Learning to build
One language for your project or two?
Scoreboard: Node.js 1, Python 0
Installing your runtime
Installing Python is often more difficult. Python 2 comes pre-installed on macOS, but you shouldn’t use the installed version for your coding because it’s used by system libraries. Instead, you’ll need to install a new version alongside the existing version. Installing Python on Windowscan also be somewhat tricky. Many tutorials recommend installing a package manager like Chocolatey before getting started, which can be a bit of extra work. If you’re working on Linux, installing Python is no sweat.
Node.js is easier to use out of the box on two out of three platforms, so it scores another point here.

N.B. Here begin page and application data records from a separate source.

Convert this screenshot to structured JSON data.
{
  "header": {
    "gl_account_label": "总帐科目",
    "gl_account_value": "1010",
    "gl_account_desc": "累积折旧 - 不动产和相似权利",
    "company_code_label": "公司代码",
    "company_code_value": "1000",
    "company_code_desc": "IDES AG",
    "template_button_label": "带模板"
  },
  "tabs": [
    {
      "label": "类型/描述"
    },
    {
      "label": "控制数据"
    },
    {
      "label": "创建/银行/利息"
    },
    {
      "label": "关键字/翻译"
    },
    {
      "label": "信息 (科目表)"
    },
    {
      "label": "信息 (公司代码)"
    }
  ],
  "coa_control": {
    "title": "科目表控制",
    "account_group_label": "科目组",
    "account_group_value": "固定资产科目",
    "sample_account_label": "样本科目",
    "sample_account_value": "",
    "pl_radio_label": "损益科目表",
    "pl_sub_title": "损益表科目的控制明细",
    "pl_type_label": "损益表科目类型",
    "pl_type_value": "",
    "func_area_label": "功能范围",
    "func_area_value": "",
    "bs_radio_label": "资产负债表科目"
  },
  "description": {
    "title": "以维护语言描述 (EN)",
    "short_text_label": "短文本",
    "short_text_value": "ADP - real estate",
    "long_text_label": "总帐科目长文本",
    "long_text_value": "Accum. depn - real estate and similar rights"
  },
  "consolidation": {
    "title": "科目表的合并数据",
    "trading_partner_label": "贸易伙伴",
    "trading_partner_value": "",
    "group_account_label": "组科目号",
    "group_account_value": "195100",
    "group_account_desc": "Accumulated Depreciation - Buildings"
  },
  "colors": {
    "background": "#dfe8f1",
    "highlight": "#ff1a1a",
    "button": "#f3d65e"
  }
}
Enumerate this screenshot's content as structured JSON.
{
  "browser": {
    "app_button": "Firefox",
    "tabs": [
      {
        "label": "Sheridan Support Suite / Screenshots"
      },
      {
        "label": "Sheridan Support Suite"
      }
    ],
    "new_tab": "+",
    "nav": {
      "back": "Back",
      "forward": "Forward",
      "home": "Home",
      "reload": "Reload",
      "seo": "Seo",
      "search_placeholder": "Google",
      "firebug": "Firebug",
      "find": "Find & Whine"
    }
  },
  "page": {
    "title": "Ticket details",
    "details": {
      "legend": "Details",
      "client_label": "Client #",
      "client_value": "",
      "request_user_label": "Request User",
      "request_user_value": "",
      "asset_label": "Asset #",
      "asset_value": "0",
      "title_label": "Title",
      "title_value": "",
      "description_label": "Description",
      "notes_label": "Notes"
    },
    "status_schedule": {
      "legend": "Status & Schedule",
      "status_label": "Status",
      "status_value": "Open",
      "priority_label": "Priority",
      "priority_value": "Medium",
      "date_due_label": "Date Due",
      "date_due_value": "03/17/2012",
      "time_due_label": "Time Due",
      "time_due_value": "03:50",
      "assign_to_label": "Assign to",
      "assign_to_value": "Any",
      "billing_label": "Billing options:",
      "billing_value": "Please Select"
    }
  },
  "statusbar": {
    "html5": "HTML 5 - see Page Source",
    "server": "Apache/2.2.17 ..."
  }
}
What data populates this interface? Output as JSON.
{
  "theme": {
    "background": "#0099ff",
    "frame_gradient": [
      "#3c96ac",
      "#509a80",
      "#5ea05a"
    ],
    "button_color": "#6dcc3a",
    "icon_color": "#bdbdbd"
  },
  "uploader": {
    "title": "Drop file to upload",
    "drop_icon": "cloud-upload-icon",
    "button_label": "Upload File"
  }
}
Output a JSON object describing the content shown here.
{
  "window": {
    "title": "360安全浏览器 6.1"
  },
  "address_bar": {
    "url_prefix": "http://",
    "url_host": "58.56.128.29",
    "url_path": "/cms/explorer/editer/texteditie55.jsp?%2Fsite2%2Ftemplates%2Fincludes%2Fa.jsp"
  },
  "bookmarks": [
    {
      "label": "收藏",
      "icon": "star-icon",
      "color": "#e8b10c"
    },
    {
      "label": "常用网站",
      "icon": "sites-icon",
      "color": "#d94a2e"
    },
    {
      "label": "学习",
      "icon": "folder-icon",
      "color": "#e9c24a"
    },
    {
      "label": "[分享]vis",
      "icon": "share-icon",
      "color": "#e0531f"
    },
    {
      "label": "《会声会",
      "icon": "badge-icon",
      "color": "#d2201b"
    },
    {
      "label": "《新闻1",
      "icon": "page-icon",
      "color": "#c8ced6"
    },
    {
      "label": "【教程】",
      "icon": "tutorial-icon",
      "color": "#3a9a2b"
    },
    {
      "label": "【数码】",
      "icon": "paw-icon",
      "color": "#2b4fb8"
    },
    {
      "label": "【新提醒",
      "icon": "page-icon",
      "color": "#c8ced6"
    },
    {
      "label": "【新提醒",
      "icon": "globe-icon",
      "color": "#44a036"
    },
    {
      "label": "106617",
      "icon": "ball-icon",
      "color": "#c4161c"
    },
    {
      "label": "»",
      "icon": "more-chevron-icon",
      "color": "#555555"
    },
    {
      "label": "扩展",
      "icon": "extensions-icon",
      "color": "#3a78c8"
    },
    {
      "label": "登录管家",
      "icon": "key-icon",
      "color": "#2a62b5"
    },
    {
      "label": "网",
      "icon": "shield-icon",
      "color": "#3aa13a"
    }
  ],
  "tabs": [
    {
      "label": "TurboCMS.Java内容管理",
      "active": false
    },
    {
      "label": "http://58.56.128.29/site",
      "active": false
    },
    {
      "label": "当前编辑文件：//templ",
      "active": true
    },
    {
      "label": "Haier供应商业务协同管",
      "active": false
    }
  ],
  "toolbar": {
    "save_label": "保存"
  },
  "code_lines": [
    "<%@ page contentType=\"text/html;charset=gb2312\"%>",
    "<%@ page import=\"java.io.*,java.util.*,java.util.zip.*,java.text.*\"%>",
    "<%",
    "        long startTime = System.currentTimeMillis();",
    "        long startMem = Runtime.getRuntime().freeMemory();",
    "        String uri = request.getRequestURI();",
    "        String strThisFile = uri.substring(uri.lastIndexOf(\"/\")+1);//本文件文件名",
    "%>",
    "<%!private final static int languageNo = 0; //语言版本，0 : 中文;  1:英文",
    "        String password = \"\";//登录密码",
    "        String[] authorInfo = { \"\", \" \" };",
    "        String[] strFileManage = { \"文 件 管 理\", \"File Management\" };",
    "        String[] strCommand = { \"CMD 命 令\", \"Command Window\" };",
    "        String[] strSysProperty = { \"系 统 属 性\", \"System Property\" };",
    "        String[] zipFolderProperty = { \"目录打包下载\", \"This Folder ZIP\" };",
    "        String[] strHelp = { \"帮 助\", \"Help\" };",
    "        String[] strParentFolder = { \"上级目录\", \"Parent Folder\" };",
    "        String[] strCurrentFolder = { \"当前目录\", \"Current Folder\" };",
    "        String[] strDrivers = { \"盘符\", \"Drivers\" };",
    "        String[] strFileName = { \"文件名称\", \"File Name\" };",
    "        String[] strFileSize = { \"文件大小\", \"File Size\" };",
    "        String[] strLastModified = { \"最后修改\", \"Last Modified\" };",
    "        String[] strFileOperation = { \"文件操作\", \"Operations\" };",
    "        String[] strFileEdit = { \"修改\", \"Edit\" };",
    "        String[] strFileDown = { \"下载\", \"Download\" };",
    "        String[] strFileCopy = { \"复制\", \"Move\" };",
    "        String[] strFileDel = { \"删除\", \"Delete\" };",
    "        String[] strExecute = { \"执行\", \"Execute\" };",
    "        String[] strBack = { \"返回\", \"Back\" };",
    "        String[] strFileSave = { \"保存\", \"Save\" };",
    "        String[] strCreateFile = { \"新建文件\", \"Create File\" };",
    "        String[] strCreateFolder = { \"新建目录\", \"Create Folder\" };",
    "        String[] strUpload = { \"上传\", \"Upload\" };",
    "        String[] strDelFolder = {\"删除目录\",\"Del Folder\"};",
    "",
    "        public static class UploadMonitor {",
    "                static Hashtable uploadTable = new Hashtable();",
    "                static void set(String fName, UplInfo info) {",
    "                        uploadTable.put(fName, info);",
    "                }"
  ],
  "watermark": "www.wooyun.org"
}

Scoreboard: Node.js 2, Python 0
Library management is a category in which both languages excel. Pip (which stands for “Pip installs Python”) provides tremendous library management for Python. The maintainers of Pip make sure that it’s fast, stable, and easy to learn in just a few minutes.
NPM (the Node Package Manager) provides package management for Node.js. NPM is one of the largest repositories of software libraries in the world. Like Pip, NPM is fast, well-documented, and a breeze to learn in an afternoon or less.
As your project grows, dependency counts usually grow as well. A good dependency manager saves hours of time and countless headaches.NPM and Pip are two of the best. Both languages score a point in this category.
Scoreboard: Node.js 3, Python 1
If you only ever work on one project, environment management isn’t a concern. Most developers find that between work and personal projects, they need to support more than one code repository. When working with a package manager like Pip or NPM, managing more than one codebase can cause serious headaches. What if the version of a library you use for work is different from the version of a library that you use for your personal website? This is where environment managers come into play.
The lead environment manager for Python is virtualenv. Virtualenv is a powerful tool that can manage different Python projects, up to and including installing different versions of the Python interpreter itself. Virtualenv is one of the original environment managers, and it’s been actively maintained for more than a decade. As you’d expect, it’s rock-solid and very easy to learn.
Node.js has a similar tool to Virtualenv called nodeenv. Nodeenv is developed and supported by the same people who make Pip, which is a great recommendation for a software package. Nodeenv comes with a big caveat, though: you need to install Python to make it work. If you’re deciding on Node.js to avoid having to install Python on your computer, using nodeenv would defeat the whole purpose.
Scoreboard: Node.js 3, Python 2
Which is easier to learn?
Scoreboard: Node.js 3, Python 3
Which one builds faster websites?
Asking which programming language is faster is a dangerous exercise on the internet! In this comparison, you’ll find little dissension, though. Node.js web apps are mostly faster than Python web apps. The reason is related to that event-driven architecture we talked about in the last section. If you haven’t read the link in the previous section (here it is again so you don’t have to scroll back), you should do that now to truly understand why. Node.js code doesn’t spend as much time waiting on network requests and database queries. This means that it does more work in less time, which means faster server responses and page renders.
Python does have the ability to build asynchronous, event-driven web apps. Modules like asyncio make writing asynchronous Python code similar to writing that kind of code in Node.js. Python doesn’t win a point here, though, because most major Python frameworks don’t have this built in.
Finally, it’s important to remember that just because you choose one language or framework, you’re not guaranteed a fast web app. Monitoring the real-world performance of your app through a tool like Retrace is critical to understanding how your app is actually performing for your users.
Scoreboard: Node.js 4, Python 3
Tallying it up
Looking at the scoreboard, Node.js holds a slight lead over Python, and I think that’s accurate. In 2019, both Node.js and Python are attractive options for building a new web app. As someone who’s just learning, you may find that Node.js has a pile of excellent frameworks to choose from. Python has similarly excellent frameworks in Django and Flask. Neither choice is a wrong one, and both languages have thriving communities. If it were up to me to choose which language I’d use to start a new web project, I would lean toward Node.js. But the most important thing is to start turning your dream web app into reality today. Get out there and get coding!